Belgium has tightened its measures to restrict the spread of the coronavirus by requiring all people who have travelled abroad to undergo a COVID-19 test.
The country of 11 million people has suffered one of Europe’s highest death rates per capita from the pandemic, but currently has it under far tighter control than neighbours such as Germany and the Netherlands, both of which are in full lockdowns.
Belgian virologists have said the country faces a repeat of its experience of last February, when thousands of Belgians returned from ski resorts, many bringing the virus home with them.

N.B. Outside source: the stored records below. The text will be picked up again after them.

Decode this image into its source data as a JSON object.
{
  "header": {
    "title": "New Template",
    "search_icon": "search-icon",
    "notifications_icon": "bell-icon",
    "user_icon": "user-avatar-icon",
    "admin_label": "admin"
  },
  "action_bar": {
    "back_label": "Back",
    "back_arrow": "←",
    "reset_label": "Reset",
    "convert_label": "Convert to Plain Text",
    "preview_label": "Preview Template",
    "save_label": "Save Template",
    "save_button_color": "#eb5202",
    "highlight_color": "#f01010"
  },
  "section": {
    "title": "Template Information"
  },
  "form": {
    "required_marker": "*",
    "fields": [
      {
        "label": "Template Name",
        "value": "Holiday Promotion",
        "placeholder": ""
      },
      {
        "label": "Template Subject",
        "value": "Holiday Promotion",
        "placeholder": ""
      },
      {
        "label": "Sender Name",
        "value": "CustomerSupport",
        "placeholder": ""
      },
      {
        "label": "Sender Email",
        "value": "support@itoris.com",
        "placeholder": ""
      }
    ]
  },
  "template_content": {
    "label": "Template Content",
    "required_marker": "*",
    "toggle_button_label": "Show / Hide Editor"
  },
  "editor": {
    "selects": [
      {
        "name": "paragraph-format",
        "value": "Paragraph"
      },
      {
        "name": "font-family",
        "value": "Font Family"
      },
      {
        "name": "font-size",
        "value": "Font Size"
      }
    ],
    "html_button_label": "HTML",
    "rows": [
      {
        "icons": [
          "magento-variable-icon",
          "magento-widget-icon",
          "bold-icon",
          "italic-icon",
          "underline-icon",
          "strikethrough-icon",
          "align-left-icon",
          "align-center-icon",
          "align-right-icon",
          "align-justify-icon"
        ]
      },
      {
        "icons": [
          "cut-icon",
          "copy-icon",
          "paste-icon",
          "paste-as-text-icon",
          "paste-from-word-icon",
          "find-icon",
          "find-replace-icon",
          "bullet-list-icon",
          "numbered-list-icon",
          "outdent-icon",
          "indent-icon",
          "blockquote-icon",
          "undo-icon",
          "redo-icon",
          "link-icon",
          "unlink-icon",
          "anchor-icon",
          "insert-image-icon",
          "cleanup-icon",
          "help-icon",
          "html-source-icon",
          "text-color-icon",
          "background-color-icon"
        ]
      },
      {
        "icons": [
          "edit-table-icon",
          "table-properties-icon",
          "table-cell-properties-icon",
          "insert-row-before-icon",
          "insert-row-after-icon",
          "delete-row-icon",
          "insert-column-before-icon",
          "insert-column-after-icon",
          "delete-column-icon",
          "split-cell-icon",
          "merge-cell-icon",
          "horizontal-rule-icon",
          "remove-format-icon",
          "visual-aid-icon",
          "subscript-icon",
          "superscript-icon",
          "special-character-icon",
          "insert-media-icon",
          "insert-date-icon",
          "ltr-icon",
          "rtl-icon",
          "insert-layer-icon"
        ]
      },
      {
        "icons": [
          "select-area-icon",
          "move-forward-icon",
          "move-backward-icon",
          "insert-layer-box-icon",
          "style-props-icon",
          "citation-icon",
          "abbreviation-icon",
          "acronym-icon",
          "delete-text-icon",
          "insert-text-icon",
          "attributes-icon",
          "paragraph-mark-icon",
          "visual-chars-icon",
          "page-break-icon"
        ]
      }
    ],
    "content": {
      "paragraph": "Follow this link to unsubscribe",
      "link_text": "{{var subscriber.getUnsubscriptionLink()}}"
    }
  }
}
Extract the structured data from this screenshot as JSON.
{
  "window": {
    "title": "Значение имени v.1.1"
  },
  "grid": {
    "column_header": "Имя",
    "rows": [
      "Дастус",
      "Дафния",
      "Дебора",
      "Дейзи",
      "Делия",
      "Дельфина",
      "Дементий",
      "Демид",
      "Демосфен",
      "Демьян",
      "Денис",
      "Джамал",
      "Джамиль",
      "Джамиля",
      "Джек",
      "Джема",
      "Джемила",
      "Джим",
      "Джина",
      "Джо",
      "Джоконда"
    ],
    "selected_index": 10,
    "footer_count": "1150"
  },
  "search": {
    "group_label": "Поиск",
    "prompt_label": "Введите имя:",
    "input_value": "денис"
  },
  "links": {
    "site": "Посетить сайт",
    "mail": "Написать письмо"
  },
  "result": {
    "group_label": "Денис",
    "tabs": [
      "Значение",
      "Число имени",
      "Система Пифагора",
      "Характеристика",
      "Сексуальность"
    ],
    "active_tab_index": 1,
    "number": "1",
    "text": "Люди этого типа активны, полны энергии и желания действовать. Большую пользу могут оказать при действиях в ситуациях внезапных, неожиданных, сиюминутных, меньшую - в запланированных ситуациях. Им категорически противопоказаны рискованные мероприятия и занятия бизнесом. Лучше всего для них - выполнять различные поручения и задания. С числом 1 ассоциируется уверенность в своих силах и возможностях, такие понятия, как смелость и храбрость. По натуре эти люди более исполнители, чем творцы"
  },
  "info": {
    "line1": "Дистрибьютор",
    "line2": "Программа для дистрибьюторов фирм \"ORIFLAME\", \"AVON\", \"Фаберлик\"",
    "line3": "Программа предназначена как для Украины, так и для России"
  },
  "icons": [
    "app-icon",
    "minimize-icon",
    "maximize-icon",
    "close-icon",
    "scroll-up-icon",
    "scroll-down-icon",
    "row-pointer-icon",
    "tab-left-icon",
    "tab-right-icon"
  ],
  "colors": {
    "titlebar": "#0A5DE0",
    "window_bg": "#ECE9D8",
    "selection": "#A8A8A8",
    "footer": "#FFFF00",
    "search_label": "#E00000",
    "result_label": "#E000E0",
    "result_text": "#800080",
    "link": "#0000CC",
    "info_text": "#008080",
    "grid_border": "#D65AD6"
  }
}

The country, home to EU institutions and NATO, had required foreign visitors arriving from a “red zone” from December 25 to undergo tests. Prime Minister Alexander De Croo said that as of Thursday that would apply to Belgian nationals, too.
With few exceptions, such as southern Ireland, Corsica and parts of Greece and Norway, all regions of Europe are on their highest alert levels.
Those staying at least 48 hours abroad will have to take COVID-19 tests on their first and seventh days back in Belgium and only come out of quarantine if their day seven test is negative.
Belgium’s average number of cases per day, which peaked at 22 000 in late October, was 1,801 on Wednesday, a 29% drop from a week earlier. Hospital admissions and fatalities are also declining.